Not sure how long it was available, but one wonders if it was discontinued around the time the SC-725 came out or not long after. The SC-725 and SC-925 were announced on March 3, 1997. The press releases for both make note that they use CDMA chipsets designed and manufactured by Motorola themselves, something not mentioned in the SC-720 press release, so that could be a factor. I didn't find the SC-720 listed in the archived versions of the products section of the website (the SC-725 was eventually listed). Evidently not a common model to find, in any case.
Update: Noticed this press release dated February 23, 1998, announcing the commercial availability of the MicroTAC SC-725, SC-725CV, and DMT-8000 models, nearly a year after the above SC-725 press release (which was taken down by the time this was archived). http://web.archive.org/web/199902021813 ... _cdma.html

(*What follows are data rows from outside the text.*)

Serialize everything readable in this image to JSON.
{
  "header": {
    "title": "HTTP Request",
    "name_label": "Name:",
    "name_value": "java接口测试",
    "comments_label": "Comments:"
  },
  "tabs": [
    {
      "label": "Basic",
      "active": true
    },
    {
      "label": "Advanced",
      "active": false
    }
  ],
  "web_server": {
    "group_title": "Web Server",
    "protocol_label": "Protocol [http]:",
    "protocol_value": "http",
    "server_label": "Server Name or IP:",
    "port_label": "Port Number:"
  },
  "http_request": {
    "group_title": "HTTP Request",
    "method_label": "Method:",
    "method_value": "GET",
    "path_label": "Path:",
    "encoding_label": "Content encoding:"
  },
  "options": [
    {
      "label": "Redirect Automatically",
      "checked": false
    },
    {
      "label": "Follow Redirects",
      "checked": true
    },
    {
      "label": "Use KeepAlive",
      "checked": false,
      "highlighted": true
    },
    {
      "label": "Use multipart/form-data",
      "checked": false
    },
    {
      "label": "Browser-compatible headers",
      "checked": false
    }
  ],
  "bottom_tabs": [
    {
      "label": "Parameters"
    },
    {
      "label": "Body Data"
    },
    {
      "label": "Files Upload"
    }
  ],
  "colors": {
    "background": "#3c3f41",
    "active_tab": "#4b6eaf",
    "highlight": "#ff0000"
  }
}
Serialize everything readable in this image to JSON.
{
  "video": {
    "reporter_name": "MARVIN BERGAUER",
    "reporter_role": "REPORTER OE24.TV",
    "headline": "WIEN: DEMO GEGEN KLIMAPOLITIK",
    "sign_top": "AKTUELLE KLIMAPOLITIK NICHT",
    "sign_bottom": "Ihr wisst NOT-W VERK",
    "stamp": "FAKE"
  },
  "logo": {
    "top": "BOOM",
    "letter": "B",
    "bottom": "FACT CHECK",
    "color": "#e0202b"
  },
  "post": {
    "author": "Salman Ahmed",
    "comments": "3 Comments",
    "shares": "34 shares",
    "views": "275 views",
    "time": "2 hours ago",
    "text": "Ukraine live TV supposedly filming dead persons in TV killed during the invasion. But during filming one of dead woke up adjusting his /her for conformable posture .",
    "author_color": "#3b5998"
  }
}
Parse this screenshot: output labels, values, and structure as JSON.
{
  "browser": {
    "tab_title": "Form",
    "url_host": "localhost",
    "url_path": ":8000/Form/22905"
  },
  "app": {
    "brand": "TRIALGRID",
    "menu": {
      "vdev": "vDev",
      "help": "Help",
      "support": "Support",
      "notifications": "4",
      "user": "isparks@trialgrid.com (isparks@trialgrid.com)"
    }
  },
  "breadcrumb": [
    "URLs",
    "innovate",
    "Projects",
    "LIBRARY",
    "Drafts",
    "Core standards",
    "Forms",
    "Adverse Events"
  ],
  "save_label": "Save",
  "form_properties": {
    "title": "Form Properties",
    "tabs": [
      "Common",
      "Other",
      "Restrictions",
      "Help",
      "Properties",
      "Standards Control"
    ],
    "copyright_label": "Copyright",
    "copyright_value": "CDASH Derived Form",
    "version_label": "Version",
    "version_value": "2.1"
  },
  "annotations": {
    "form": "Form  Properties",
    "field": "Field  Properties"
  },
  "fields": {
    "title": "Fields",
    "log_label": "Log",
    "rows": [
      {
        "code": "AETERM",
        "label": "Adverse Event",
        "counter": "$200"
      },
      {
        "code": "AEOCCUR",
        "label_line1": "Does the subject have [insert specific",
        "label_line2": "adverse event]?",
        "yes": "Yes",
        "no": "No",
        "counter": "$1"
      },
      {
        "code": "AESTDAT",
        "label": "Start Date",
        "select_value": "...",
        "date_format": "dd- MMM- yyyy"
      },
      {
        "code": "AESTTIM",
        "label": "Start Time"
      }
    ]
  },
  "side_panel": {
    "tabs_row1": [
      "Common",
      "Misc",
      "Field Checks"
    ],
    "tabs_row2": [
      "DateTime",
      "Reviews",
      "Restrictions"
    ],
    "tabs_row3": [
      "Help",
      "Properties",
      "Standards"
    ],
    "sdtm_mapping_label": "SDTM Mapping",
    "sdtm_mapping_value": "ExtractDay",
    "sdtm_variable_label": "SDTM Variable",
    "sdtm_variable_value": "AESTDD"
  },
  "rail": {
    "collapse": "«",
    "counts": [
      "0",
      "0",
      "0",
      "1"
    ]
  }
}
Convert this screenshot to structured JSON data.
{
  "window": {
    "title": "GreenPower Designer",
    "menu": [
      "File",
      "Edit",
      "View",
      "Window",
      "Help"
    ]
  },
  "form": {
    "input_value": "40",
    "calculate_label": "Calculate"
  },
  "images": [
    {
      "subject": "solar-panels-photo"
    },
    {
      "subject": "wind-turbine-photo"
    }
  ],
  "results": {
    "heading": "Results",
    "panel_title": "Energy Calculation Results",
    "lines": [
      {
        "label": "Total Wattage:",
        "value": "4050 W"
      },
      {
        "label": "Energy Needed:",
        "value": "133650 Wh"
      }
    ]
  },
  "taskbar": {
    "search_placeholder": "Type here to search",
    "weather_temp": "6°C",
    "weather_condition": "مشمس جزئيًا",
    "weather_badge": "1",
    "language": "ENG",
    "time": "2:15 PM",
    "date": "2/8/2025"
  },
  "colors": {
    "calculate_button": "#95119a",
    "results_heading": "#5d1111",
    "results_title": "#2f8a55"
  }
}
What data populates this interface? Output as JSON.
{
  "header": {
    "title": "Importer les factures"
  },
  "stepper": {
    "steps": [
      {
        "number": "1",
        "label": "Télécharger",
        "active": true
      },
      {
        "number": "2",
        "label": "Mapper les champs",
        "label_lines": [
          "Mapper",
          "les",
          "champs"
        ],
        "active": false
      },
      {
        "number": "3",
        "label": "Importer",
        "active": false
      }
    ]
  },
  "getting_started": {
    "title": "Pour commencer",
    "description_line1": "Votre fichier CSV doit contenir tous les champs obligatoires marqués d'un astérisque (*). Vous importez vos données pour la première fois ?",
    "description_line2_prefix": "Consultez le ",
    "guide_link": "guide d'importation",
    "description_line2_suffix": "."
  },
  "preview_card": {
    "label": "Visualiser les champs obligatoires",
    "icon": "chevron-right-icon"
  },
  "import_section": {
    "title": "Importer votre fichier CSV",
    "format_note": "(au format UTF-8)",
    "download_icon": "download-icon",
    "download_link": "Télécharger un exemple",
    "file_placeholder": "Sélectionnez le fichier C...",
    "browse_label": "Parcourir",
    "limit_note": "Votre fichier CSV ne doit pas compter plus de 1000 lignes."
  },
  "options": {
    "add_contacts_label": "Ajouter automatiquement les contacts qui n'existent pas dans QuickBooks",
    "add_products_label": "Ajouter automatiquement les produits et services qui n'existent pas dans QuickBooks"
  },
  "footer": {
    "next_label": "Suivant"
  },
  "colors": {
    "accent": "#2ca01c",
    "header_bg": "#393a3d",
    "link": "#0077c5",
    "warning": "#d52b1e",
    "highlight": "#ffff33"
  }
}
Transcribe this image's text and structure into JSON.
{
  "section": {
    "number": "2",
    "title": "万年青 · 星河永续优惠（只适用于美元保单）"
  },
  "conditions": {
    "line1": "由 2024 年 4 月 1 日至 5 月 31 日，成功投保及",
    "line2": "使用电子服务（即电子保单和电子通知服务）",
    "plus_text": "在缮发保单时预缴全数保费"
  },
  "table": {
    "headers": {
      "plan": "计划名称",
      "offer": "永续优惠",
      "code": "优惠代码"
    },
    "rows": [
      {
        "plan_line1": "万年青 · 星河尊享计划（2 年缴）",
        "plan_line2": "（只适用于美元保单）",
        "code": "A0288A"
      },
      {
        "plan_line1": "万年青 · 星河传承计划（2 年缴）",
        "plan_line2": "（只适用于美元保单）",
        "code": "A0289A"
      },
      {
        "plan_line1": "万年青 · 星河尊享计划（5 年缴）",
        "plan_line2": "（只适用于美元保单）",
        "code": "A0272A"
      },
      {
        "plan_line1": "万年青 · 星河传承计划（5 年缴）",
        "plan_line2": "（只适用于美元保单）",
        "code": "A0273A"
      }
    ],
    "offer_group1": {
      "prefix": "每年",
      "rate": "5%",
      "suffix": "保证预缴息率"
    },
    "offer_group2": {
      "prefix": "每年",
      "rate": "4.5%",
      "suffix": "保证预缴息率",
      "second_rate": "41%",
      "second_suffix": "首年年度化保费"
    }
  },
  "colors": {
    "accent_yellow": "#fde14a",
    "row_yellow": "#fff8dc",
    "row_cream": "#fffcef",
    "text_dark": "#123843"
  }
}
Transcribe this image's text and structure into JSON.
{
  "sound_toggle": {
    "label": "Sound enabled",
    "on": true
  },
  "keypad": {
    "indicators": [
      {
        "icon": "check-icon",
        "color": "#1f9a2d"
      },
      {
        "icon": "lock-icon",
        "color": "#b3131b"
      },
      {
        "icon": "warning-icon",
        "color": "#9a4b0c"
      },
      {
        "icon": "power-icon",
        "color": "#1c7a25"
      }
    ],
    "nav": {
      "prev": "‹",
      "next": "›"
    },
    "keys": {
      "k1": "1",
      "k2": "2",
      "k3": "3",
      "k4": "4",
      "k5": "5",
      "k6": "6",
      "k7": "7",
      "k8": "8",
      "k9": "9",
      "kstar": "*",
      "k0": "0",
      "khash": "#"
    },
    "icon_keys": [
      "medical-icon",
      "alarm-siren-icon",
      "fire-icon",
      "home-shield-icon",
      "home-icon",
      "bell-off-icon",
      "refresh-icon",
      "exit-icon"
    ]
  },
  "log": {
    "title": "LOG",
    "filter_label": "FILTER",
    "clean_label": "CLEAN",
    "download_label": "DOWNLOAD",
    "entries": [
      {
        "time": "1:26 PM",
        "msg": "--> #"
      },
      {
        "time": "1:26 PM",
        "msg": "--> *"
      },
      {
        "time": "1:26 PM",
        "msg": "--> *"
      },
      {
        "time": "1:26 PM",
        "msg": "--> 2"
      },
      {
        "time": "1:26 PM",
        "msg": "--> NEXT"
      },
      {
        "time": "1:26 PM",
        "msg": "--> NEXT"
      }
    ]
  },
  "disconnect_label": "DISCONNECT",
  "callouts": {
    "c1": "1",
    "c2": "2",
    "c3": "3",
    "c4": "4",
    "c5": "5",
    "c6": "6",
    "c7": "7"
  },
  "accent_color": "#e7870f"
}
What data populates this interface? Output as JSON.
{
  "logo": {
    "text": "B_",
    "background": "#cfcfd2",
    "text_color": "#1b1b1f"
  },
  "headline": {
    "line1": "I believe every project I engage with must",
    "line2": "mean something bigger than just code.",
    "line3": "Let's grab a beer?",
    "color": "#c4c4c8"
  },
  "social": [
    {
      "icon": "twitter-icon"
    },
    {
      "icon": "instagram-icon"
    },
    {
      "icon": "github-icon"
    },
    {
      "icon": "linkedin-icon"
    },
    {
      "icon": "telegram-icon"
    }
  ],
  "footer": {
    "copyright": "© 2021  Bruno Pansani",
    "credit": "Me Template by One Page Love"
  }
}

I've also done some searching in the old alt.cellular and alt.cellular.motorola Usenet discussion groups via Google Groups. The discussions there substantiate that the SC-725 didn't become available until early to mid 1998 after the February press release. The SC-925's 1997 press release is apparently also misleading, and it also didn't come out until at least 1998. As for the SC-720, according to some posts, it was marketed in Hong Kong through Hutchison Telecom for a time, but never in the U.S. It apparently wasn't well-received, factors including reportedly short battery life (up to 7 hours standby time with a standard-capacity battery!), the fact that it only had an 8 kbps vocoder, and the LED display. (The SC-725 -- which has a 13 kbps vocoder -- had a more favorable reception.) Needless to say, this is quite a rare and interesting phone!